___ The records ___

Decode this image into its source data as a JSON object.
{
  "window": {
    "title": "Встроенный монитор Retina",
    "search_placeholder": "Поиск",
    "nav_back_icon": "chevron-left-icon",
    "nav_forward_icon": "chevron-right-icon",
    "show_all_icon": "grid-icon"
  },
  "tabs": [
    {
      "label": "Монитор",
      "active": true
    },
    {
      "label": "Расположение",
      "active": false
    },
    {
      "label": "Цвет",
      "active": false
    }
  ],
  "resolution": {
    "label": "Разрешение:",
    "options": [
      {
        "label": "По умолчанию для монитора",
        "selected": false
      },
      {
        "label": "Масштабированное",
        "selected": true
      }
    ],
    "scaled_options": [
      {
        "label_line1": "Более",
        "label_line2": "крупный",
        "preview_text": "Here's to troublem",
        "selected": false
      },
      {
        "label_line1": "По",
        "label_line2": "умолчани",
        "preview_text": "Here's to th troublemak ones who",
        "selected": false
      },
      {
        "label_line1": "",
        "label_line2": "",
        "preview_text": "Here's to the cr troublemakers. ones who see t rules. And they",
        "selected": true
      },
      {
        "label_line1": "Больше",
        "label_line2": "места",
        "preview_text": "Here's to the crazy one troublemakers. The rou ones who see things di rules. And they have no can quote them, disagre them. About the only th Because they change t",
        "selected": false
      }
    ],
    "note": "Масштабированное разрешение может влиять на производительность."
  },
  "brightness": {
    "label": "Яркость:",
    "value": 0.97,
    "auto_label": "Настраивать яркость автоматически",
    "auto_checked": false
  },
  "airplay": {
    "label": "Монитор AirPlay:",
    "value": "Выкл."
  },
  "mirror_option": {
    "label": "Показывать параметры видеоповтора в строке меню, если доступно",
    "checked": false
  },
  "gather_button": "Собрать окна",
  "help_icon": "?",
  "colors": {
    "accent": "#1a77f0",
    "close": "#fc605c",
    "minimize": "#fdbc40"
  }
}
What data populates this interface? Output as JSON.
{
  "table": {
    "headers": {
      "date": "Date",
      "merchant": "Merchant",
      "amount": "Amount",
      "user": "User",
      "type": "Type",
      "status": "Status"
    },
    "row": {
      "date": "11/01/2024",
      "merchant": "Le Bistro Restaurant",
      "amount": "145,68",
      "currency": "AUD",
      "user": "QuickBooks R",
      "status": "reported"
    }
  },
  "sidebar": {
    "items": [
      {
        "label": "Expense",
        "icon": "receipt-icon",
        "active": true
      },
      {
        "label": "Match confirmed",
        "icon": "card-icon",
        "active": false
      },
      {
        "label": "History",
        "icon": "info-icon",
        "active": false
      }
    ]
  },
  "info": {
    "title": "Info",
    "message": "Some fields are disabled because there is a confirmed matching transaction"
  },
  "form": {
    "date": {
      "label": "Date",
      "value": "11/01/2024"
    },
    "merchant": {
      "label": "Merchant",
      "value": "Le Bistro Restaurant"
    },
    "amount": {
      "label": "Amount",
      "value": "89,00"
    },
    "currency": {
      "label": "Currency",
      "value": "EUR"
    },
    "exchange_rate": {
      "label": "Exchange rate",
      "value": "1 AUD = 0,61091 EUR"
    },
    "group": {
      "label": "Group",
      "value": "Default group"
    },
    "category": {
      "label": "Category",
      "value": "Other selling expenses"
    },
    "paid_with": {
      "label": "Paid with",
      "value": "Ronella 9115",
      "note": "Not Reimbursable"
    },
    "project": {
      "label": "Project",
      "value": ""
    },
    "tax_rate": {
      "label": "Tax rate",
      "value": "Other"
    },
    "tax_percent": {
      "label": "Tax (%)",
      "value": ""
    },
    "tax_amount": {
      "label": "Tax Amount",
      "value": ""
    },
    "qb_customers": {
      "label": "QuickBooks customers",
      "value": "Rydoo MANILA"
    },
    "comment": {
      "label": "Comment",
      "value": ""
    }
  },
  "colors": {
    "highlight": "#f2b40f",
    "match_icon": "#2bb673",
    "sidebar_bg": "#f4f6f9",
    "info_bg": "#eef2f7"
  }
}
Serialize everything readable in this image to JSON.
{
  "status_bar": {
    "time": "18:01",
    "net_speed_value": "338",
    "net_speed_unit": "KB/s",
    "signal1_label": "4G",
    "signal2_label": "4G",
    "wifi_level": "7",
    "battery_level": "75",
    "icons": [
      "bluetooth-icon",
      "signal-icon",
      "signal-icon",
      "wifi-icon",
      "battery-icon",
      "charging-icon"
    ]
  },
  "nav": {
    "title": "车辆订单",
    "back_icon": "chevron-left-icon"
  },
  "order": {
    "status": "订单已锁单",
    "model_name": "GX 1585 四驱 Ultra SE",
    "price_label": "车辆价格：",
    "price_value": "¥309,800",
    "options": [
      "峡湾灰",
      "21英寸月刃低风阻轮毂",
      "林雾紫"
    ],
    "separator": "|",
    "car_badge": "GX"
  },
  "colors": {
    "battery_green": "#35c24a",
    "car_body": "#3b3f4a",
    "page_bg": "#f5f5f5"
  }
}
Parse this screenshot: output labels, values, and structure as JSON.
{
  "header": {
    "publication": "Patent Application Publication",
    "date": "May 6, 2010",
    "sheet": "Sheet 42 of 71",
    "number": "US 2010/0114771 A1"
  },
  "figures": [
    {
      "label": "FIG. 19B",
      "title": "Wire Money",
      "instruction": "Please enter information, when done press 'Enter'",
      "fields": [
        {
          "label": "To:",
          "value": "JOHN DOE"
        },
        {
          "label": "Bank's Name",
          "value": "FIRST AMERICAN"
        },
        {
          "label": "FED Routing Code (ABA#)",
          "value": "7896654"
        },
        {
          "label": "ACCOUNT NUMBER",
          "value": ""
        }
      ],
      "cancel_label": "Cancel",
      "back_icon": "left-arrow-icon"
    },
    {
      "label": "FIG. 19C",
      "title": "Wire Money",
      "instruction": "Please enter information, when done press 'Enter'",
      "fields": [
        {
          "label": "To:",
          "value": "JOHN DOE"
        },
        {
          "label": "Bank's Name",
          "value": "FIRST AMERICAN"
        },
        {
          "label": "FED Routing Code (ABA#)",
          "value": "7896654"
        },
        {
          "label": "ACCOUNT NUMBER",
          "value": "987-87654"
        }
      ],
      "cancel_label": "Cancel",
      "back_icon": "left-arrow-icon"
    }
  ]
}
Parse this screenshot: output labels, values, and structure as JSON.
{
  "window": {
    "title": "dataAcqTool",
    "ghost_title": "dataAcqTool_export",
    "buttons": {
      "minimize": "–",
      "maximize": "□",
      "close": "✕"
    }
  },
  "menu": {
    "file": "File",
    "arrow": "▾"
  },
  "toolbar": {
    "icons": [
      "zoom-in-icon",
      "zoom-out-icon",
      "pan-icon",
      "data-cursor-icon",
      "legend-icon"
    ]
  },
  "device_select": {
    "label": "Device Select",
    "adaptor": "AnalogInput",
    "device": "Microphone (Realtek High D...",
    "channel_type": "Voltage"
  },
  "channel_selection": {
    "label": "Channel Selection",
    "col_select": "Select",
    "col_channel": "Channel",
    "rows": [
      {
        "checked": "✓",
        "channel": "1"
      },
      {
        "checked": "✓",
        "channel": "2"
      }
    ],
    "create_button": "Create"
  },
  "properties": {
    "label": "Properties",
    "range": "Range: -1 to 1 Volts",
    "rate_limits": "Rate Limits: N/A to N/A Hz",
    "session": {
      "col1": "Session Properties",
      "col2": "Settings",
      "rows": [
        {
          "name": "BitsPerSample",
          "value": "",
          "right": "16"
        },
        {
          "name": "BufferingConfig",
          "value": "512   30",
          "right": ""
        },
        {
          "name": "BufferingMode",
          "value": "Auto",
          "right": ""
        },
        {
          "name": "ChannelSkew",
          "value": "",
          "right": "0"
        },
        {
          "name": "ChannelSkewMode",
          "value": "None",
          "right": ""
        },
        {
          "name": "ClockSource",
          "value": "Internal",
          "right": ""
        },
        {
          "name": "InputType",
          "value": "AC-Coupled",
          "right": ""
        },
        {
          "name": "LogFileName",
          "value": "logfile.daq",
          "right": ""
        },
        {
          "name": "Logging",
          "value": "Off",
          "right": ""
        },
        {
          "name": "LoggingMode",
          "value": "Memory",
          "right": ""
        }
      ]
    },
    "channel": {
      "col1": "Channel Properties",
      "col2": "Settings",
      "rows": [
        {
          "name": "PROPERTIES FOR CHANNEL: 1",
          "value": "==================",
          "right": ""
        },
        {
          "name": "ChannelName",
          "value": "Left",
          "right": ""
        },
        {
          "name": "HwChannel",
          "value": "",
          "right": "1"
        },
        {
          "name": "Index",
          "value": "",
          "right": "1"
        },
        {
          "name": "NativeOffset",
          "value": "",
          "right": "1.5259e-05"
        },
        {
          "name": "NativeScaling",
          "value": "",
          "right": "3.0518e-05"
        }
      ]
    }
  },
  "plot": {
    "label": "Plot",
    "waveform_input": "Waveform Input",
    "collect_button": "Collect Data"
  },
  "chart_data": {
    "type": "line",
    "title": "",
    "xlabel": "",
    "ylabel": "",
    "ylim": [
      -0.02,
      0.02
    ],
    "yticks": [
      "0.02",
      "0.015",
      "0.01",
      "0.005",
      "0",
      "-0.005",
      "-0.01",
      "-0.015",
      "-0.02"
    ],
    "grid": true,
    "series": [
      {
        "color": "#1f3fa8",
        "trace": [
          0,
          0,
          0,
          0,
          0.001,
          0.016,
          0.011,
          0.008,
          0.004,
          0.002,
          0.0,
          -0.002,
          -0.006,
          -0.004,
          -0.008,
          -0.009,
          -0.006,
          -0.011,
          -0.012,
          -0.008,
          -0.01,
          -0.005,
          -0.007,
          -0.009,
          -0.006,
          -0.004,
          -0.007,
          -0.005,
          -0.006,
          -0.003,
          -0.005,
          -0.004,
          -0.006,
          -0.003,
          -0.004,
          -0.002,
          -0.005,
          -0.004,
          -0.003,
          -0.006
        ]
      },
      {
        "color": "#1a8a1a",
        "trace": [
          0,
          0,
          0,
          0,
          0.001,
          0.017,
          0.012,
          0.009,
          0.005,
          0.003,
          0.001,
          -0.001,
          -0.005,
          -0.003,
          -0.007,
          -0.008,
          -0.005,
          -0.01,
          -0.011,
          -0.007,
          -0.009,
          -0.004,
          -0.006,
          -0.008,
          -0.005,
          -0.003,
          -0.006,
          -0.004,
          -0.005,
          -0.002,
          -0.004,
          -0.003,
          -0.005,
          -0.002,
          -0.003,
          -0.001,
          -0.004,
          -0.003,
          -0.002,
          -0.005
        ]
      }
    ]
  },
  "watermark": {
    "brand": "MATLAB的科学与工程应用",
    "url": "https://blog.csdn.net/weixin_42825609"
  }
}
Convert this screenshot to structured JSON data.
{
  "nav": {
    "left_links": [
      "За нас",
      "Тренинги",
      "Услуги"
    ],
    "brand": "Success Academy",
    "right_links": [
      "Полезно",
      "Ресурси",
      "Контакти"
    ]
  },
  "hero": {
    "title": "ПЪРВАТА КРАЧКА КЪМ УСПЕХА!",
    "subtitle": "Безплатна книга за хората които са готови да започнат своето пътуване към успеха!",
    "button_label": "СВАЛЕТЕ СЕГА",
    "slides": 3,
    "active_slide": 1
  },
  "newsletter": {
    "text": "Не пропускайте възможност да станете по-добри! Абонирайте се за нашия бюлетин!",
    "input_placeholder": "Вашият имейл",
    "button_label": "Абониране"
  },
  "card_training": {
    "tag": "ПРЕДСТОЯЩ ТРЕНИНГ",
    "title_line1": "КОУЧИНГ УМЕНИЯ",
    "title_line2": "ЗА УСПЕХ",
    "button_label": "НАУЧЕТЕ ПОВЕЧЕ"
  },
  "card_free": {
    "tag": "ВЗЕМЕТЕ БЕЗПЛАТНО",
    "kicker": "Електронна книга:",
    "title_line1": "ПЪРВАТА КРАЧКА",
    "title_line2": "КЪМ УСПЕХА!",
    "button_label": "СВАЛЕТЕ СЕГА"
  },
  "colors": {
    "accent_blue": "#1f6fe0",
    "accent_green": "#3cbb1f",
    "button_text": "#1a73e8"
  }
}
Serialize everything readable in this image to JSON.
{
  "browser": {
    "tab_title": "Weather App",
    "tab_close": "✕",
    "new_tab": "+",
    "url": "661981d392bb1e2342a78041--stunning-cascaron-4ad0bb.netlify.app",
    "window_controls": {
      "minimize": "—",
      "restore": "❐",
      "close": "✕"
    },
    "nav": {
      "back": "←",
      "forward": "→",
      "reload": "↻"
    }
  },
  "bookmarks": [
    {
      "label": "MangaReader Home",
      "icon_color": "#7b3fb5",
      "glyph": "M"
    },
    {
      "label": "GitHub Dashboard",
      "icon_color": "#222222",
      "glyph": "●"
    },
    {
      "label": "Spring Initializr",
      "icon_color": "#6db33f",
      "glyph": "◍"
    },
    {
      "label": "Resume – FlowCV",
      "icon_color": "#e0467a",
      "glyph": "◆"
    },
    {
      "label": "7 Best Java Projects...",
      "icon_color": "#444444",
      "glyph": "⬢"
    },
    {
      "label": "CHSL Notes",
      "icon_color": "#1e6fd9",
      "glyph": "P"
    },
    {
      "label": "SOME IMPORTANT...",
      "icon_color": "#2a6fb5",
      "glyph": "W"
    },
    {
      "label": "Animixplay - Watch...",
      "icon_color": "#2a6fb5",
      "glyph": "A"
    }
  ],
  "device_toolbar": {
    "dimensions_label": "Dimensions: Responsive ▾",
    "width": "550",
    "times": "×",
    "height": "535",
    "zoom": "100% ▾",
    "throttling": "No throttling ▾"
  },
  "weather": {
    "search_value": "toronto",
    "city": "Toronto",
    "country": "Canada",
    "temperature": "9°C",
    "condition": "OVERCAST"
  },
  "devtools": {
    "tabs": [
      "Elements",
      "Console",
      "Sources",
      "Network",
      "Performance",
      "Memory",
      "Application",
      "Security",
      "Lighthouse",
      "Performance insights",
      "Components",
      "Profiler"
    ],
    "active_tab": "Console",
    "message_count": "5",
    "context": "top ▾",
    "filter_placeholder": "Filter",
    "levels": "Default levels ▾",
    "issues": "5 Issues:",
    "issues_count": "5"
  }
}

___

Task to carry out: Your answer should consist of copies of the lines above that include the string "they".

Output:
        "preview_text": "Here's to the cr troublemakers. ones who see t rules. And they",
        "preview_text": "Here's to the crazy one troublemakers. The rou ones who see things di rules. And they have no can quote them, disagre them. About the only th Because they change t",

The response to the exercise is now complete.